Depression during pregnancy can take many forms. Usually, it represents specific changes in behaviors of pregnant women, such as increased sadness and isolation. In some cases, pregnant women are prone to crying for no apparent reason daily. Some pregnant women also struggle to get enough energy and feel like they wanted to lie down in bed the whole day. Some experienced loss of appetite and others just thought of eating everything in sight.
Pregnant And Depressed
Depression during pregnancy is not about feeling the pregnancy because there are instances that the feeling of hopelessness and worthlessness is obvious. Some women regret getting pregnant in some unfortunate scenarios, and they feel like they do not want to be a mother anymore. Most of the time, other people solely believe it to be part of the whole pregnancy process without considering the situation to be a cause of something more psychologically serious.
Depression During Pregnancy
A lot of times, pregnant women struggle with depression for some specific reasons. One of them is body image insecurities, where they think about the massive changes in their body they will have to deal with once they give birth. While some women are fortunate to retain their figure in a short amount of time, most women know it would be a long and tiring process. Sometimes, it becomes impossible too. With that, they negatively picture themselves with imperfections. It affects their mental state and creates a sense of regret during pregnancy.
Another reason most pregnant women have depression during pregnancy is a lack of understanding of one’s true feelings. Usually, pregnant women receive lots of compliments about getting a baby bump. And at times, these women tell everyone that they are happy because that’s what people want to hear. Because if they tell them or even show a slight discomfort, people automatically jump to conclusions and judgment. When pregnant women try to be honest about their mental, physical, and emotional pain, others would think that they are selfish for not considering the life growing in their bodies.
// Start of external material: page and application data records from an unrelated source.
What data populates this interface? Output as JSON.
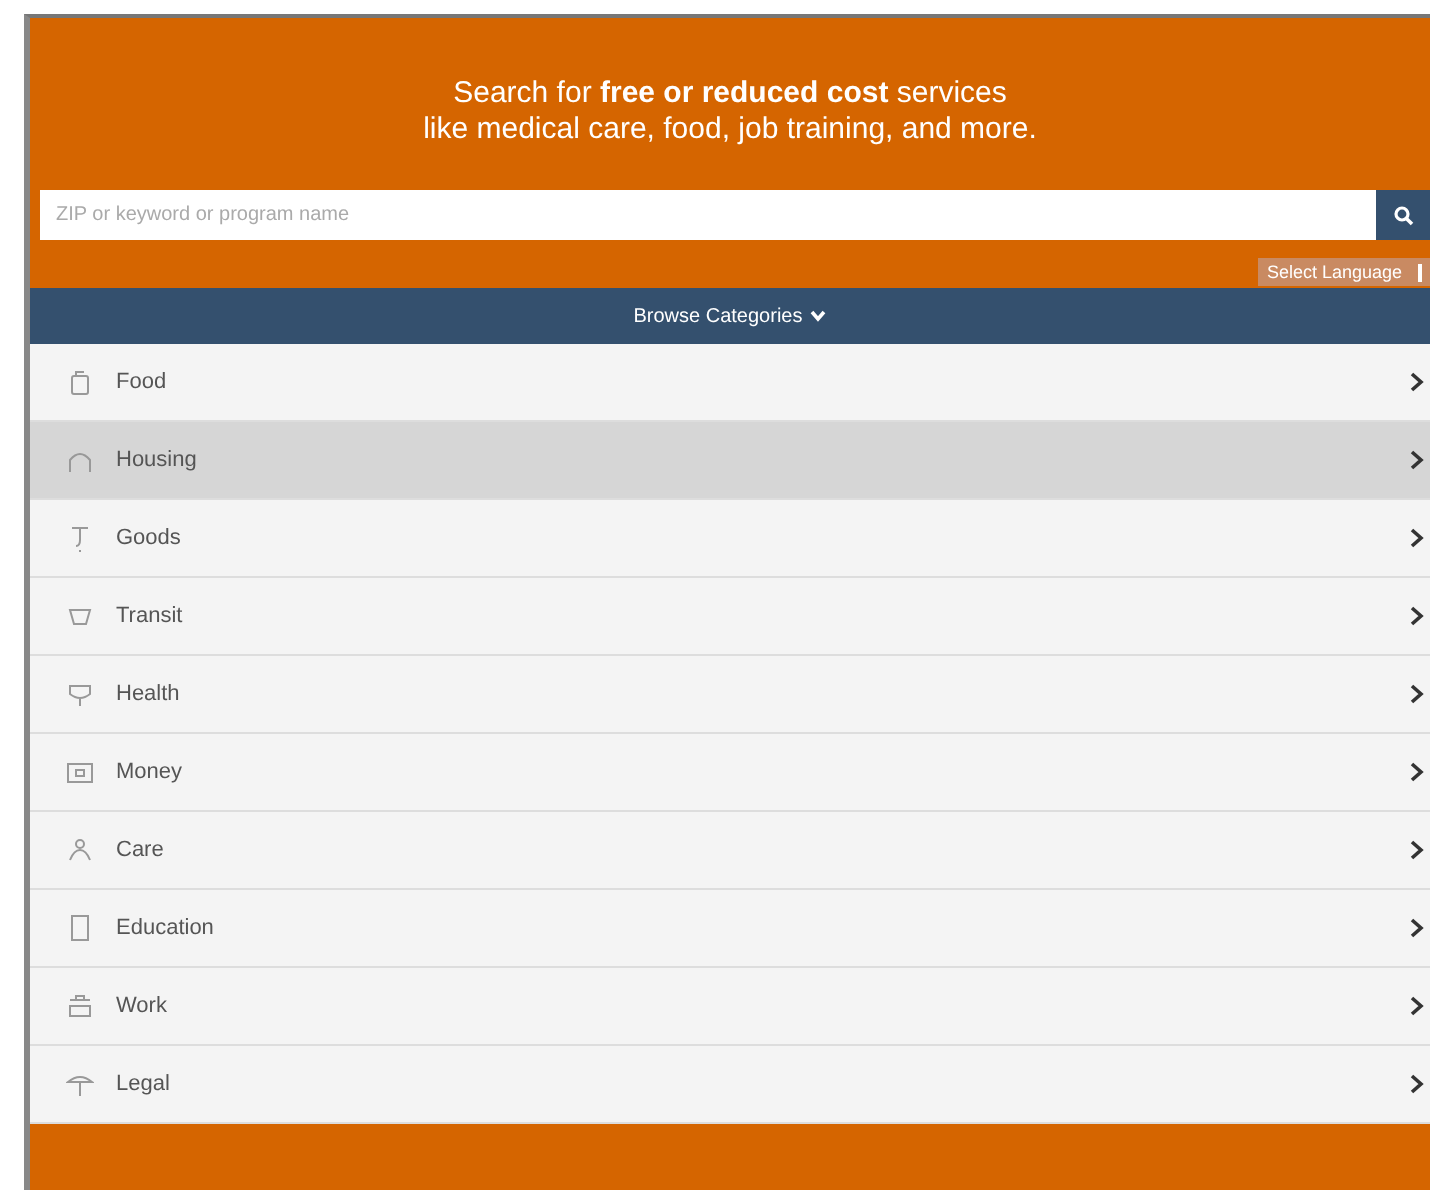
{
  "header": {
    "tagline": [
      "Search for **free or reduced cost** services",
      "like medical care, food, job training, and more."
    ]
  },
  "search": {
    "placeholder": "ZIP or keyword or program name"
  },
  "language": {
    "label": "Select Language"
  },
  "browse": {
    "label": "Browse Categories"
  },
  "categories": [
    {
      "label": "Food",
      "kind": "food",
      "selected": false
    },
    {
      "label": "Housing",
      "kind": "housing",
      "selected": true
    },
    {
      "label": "Goods",
      "kind": "goods",
      "selected": false
    },
    {
      "label": "Transit",
      "kind": "transit",
      "selected": false
    },
    {
      "label": "Health",
      "kind": "health",
      "selected": false
    },
    {
      "label": "Money",
      "kind": "money",
      "selected": false
    },
    {
      "label": "Care",
      "kind": "care",
      "selected": false
    },
    {
      "label": "Education",
      "kind": "education",
      "selected": false
    },
    {
      "label": "Work",
      "kind": "work",
      "selected": false
    },
    {
      "label": "Legal",
      "kind": "legal",
      "selected": false
    }
  ]
}
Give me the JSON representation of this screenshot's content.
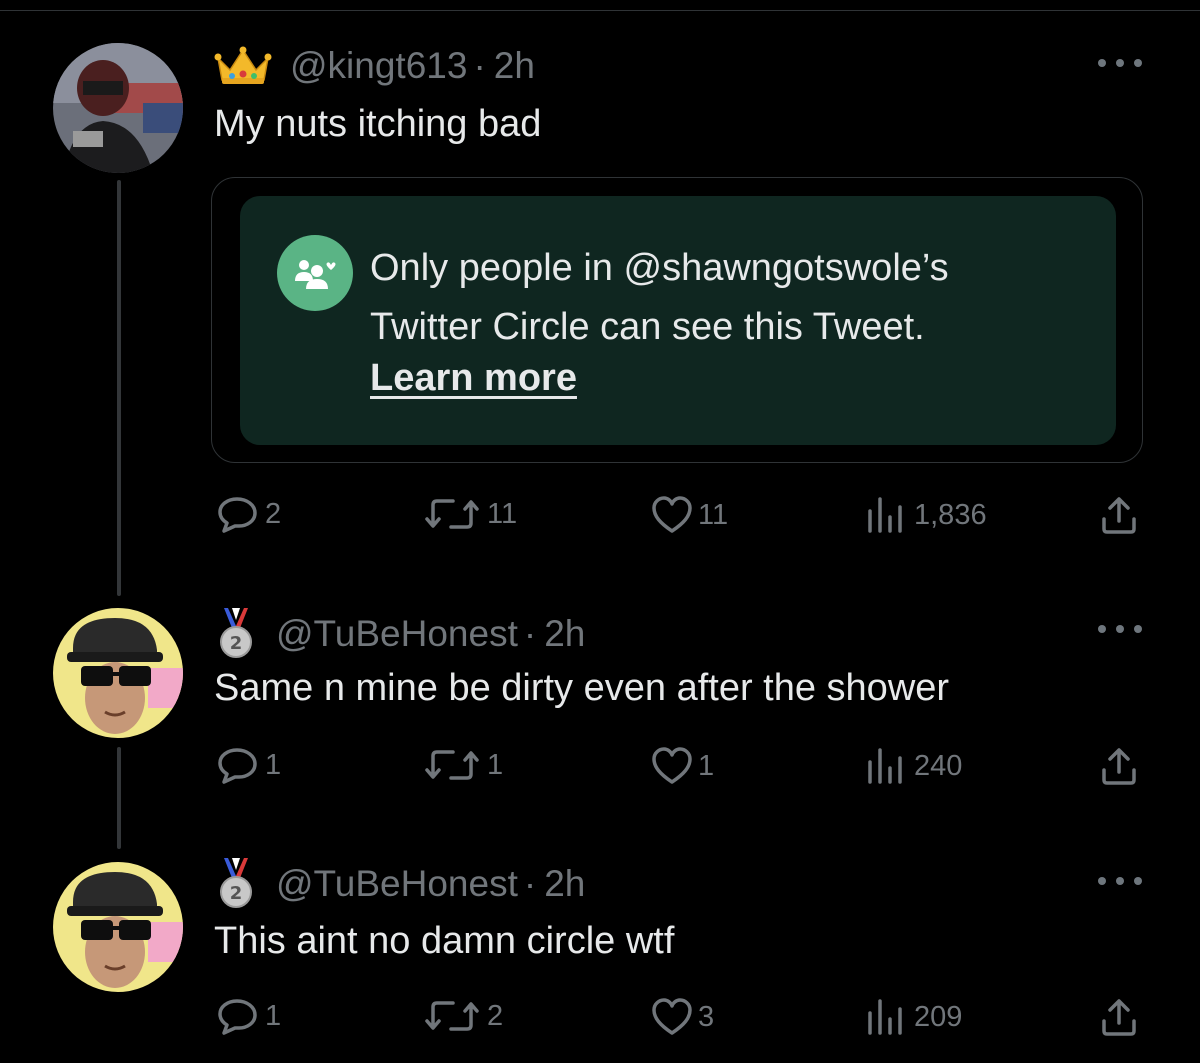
{
  "tweets": [
    {
      "handle": "@kingt613",
      "sep": "·",
      "time": "2h",
      "badge_icon": "crown-icon",
      "text": "My nuts itching bad",
      "stats": {
        "replies": "2",
        "retweets": "11",
        "likes": "11",
        "views": "1,836"
      }
    },
    {
      "handle": "@TuBeHonest",
      "sep": "·",
      "time": "2h",
      "badge_icon": "second-place-medal-icon",
      "text": "Same n mine be dirty even after the shower",
      "stats": {
        "replies": "1",
        "retweets": "1",
        "likes": "1",
        "views": "240"
      }
    },
    {
      "handle": "@TuBeHonest",
      "sep": "·",
      "time": "2h",
      "badge_icon": "second-place-medal-icon",
      "text": "This aint no damn circle wtf",
      "stats": {
        "replies": "1",
        "retweets": "2",
        "likes": "3",
        "views": "209"
      }
    }
  ],
  "circle_notice": {
    "icon": "twitter-circle-icon",
    "line1": "Only people in @shawngotswole’s",
    "line2": "Twitter Circle can see this Tweet.",
    "link": "Learn more"
  },
  "colors": {
    "background": "#000000",
    "muted_text": "#71767b",
    "primary_text": "#e7e9ea",
    "circle_bg": "#0f2620",
    "circle_icon": "#5ab485"
  }
}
Emotional support is also an issue with most pregnant women. As they struggle with mixed emotions, people around them often misinterpret their actions. Some individuals would think that pregnant women are just overreacting to things, giving the soon-to-be mothers a hard time trusting people. Lack of emotional support for pregnant women is the number one source of developing anxiety and depression. When pregnant women often feel they are alone and people around them do not pay more attention to their needs, they become moody and frustrated.
The causes of depression during pregnancy also had a lot to do with the changes women have to deal with instantly. Pregnancy means that women’s roles have to change, and there are things that they will soon sacrifice for the sake of their baby’s overall health. The changes they might encounter can also confuse the types of relationships they need to deal with and what other relationships they had to let go of to protect themselves and their baby’s overall development.
The Conflict Of Dos And Dont’s
Anxiety and depression can be easily handled at times as the conditions are manageable through therapy and medications. But when it goes along with pregnancy, it can be complicated. Usually, there’s a limited chance that pregnant women with mental health issues can take medications. Some drugs are not just safe for the baby. Some medications are potentially linked to cognitive and behavioral problems, birth effects, low IQ, learning disabilities, and a lot more.
But in some cases, there are some medications that medical health care providers can prescribe to pregnant women. These can include Celexa, Lexapro, Paxil, Luvox, Zoloft, and Prozac. Some of these drugs are proven to be effective in managing depressive symptoms. But it is essential to note that pregnant women should not take these medications without the proper consultation with an expert or their doctors. They have to ensure the right dosage for the safety of their baby inside their womb.
Yes, there are other coping methods that pregnant women can practice to handle their anxiety and depression. There’s yoga, aromatherapy, Reiki, etc. Note that most of these might not entirely work, especially when pregnant women are already dealing with depression during pregnancy. It would be best to seek advice to know the specific lifestyle changes pregnant women should follow to handle their mental illness better.
It can be hard to deal with depression during pregnancy because pregnant women do not potentially belong to any bracket or group. Most of the time, when searching for people or support groups out there, they can only find those with post-partum depression. The misconception starts there because these types of mental health problems are different. Anxiety and depression during pregnancy are way lot riskier compared to post-partum.